PROBLEM DETAILS
Copy the listing below letter for letter, passing over each picture.
=-=-=
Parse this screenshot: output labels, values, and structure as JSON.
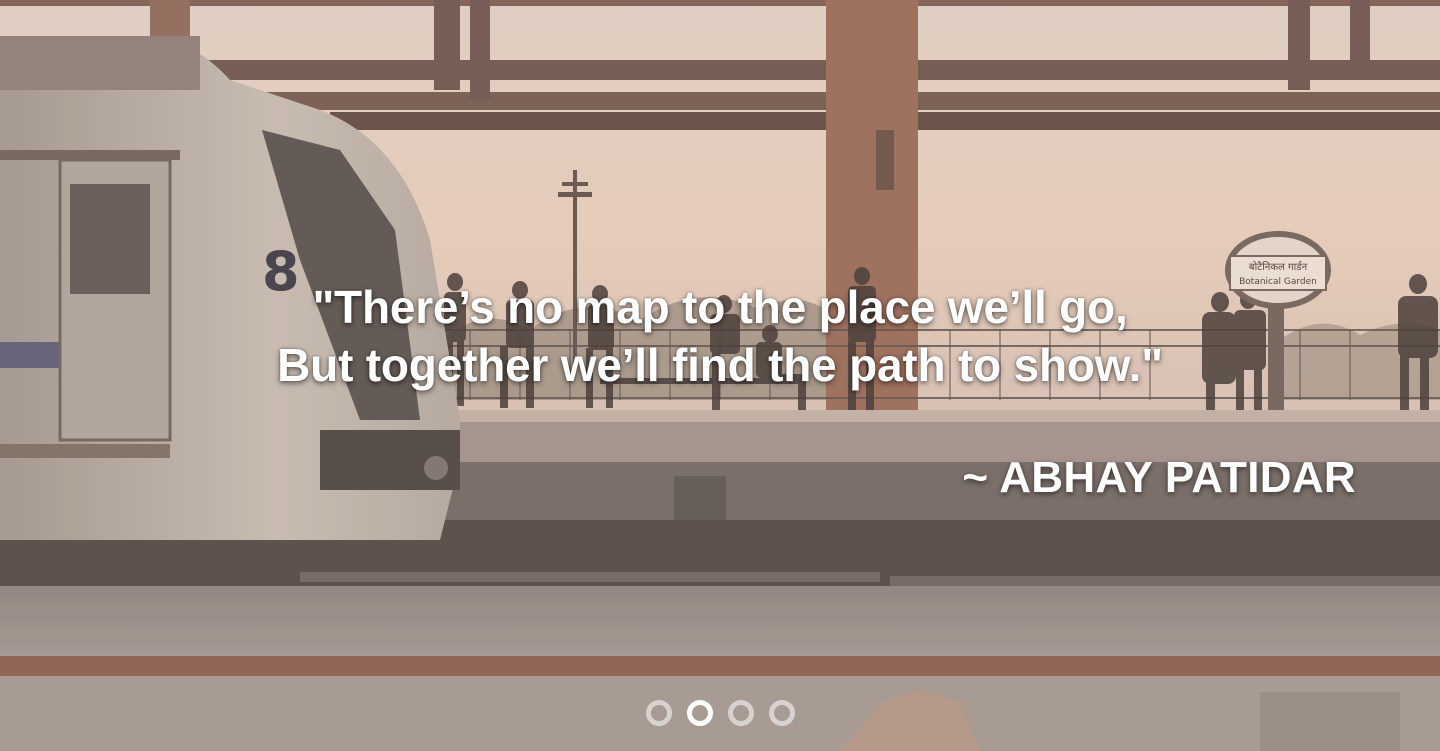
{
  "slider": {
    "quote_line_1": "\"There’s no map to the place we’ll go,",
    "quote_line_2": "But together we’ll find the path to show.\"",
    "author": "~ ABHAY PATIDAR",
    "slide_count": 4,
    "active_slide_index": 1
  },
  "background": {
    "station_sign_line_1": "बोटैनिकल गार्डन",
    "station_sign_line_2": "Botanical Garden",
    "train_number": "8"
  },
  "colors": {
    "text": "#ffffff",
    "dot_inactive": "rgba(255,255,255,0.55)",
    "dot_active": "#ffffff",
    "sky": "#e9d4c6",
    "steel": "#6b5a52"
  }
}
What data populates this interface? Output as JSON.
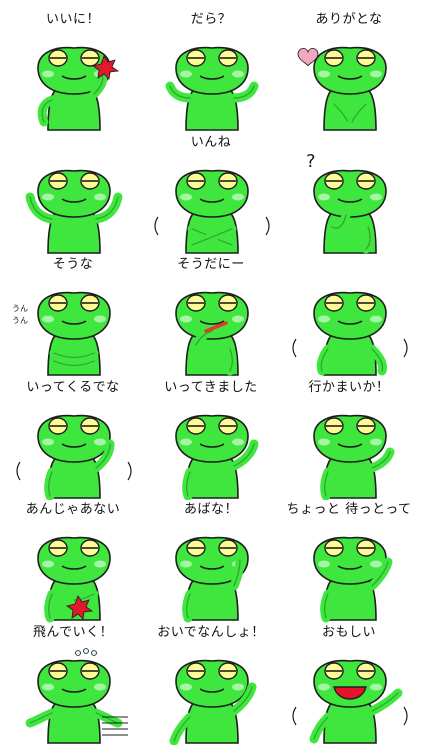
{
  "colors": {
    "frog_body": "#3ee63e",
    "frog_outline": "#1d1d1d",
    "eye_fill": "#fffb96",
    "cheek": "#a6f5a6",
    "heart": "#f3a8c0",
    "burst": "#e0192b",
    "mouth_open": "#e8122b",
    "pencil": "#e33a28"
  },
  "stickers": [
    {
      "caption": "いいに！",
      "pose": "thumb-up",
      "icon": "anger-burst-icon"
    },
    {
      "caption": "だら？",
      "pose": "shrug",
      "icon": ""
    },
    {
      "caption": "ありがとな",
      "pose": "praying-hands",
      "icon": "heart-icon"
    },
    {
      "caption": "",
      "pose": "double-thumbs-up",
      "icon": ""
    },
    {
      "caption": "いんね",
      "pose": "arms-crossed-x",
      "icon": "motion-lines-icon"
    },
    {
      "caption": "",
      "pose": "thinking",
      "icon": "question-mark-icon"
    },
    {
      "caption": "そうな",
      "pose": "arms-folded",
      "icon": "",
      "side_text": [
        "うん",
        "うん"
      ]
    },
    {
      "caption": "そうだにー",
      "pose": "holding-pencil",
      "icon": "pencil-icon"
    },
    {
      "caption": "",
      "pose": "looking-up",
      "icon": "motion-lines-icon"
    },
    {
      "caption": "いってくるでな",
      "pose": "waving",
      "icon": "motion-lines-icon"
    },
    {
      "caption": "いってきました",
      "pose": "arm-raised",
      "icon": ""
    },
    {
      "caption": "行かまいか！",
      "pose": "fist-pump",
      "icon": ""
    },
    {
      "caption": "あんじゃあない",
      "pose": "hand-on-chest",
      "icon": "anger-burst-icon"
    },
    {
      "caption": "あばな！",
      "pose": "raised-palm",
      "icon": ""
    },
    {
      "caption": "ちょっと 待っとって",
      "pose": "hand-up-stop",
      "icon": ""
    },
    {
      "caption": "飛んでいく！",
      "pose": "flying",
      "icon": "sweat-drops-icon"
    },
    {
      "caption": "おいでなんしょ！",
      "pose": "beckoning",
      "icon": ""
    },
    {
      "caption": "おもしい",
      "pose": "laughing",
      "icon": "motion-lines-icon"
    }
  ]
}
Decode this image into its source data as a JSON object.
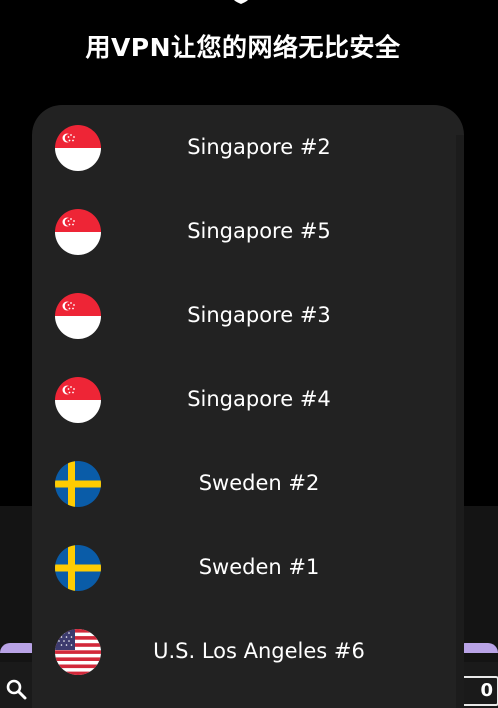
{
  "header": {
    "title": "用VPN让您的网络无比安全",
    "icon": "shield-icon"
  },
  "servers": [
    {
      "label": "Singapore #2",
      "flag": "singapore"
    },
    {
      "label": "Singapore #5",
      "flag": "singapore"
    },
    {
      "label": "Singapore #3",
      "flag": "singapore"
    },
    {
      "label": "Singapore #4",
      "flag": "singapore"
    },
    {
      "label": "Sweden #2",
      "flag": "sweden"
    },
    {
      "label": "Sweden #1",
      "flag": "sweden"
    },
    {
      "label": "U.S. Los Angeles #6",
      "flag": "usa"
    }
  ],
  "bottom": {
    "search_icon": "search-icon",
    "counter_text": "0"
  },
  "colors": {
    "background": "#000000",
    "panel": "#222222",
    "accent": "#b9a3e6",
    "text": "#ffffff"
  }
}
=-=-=
YOUR RESPONSE
Parse this screenshot: output labels, values, and structure as JSON.
{
  "slider": {
    "quote_line_1": "\"There’s no map to the place we’ll go,",
    "quote_line_2": "But together we’ll find the path to show.\"",
    "author": "~ ABHAY PATIDAR",
    "slide_count": 4,
    "active_slide_index": 1
  },
  "background": {
    "station_sign_line_1": "बोटैनिकल गार्डन",
    "station_sign_line_2": "Botanical Garden",
    "train_number": "8"
  },
  "colors": {
    "text": "#ffffff",
    "dot_inactive": "rgba(255,255,255,0.55)",
    "dot_active": "#ffffff",
    "sky": "#e9d4c6",
    "steel": "#6b5a52"
  }
}
What data populates this interface? Output as JSON.
{
  "colors": {
    "frog_body": "#3ee63e",
    "frog_outline": "#1d1d1d",
    "eye_fill": "#fffb96",
    "cheek": "#a6f5a6",
    "heart": "#f3a8c0",
    "burst": "#e0192b",
    "mouth_open": "#e8122b",
    "pencil": "#e33a28"
  },
  "stickers": [
    {
      "caption": "いいに！",
      "pose": "thumb-up",
      "icon": "anger-burst-icon"
    },
    {
      "caption": "だら？",
      "pose": "shrug",
      "icon": ""
    },
    {
      "caption": "ありがとな",
      "pose": "praying-hands",
      "icon": "heart-icon"
    },
    {
      "caption": "",
      "pose": "double-thumbs-up",
      "icon": ""
    },
    {
      "caption": "いんね",
      "pose": "arms-crossed-x",
      "icon": "motion-lines-icon"
    },
    {
      "caption": "",
      "pose": "thinking",
      "icon": "question-mark-icon"
    },
    {
      "caption": "そうな",
      "pose": "arms-folded",
      "icon": "",
      "side_text": [
        "うん",
        "うん"
      ]
    },
    {
      "caption": "そうだにー",
      "pose": "holding-pencil",
      "icon": "pencil-icon"
    },
    {
      "caption": "",
      "pose": "looking-up",
      "icon": "motion-lines-icon"
    },
    {
      "caption": "いってくるでな",
      "pose": "waving",
      "icon": "motion-lines-icon"
    },
    {
      "caption": "いってきました",
      "pose": "arm-raised",
      "icon": ""
    },
    {
      "caption": "行かまいか！",
      "pose": "fist-pump",
      "icon": ""
    },
    {
      "caption": "あんじゃあない",
      "pose": "hand-on-chest",
      "icon": "anger-burst-icon"
    },
    {
      "caption": "あばな！",
      "pose": "raised-palm",
      "icon": ""
    },
    {
      "caption": "ちょっと 待っとって",
      "pose": "hand-up-stop",
      "icon": ""
    },
    {
      "caption": "飛んでいく！",
      "pose": "flying",
      "icon": "sweat-drops-icon"
    },
    {
      "caption": "おいでなんしょ！",
      "pose": "beckoning",
      "icon": ""
    },
    {
      "caption": "おもしい",
      "pose": "laughing",
      "icon": "motion-lines-icon"
    }
  ]
}
Decode this image into its source data as a JSON object.
{
  "header": {
    "title": "用VPN让您的网络无比安全",
    "icon": "shield-icon"
  },
  "servers": [
    {
      "label": "Singapore #2",
      "flag": "singapore"
    },
    {
      "label": "Singapore #5",
      "flag": "singapore"
    },
    {
      "label": "Singapore #3",
      "flag": "singapore"
    },
    {
      "label": "Singapore #4",
      "flag": "singapore"
    },
    {
      "label": "Sweden #2",
      "flag": "sweden"
    },
    {
      "label": "Sweden #1",
      "flag": "sweden"
    },
    {
      "label": "U.S. Los Angeles #6",
      "flag": "usa"
    }
  ],
  "bottom": {
    "search_icon": "search-icon",
    "counter_text": "0"
  },
  "colors": {
    "background": "#000000",
    "panel": "#222222",
    "accent": "#b9a3e6",
    "text": "#ffffff"
  }
}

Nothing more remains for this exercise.